What lines below contain the word "Lägg"? Please pull each one out.

BEGIN RAW DATA

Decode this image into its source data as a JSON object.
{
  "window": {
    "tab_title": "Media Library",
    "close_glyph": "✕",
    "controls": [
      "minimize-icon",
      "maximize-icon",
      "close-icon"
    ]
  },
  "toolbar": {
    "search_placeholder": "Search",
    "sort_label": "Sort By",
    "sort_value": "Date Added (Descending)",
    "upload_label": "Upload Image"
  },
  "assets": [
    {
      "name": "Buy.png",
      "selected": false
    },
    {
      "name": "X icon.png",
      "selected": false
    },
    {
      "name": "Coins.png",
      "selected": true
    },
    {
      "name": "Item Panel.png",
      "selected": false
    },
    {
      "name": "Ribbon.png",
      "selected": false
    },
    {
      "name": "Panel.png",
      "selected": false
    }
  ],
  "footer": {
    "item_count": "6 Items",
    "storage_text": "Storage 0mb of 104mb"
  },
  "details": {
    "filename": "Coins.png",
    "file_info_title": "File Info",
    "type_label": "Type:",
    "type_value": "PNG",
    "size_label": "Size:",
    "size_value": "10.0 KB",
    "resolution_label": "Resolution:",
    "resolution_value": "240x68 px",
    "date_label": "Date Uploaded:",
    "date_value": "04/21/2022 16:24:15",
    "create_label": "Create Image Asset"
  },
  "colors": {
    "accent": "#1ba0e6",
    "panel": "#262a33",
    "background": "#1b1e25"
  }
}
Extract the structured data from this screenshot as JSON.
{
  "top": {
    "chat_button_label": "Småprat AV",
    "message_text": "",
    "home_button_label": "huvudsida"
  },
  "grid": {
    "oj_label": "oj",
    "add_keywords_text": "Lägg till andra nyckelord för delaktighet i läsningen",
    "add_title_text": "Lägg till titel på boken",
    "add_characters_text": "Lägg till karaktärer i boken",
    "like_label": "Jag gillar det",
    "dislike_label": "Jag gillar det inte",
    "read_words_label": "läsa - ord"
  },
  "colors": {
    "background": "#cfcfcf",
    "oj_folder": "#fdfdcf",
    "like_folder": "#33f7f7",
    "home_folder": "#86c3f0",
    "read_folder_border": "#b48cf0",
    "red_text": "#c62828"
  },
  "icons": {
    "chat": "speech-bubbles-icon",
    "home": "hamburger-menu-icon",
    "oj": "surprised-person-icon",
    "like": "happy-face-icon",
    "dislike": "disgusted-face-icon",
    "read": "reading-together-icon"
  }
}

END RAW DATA

EXERCISE SOLUTION –
    "add_keywords_text": "Lägg till andra nyckelord för delaktighet i läsningen",
    "add_title_text": "Lägg till titel på boken",
    "add_characters_text": "Lägg till karaktärer i boken",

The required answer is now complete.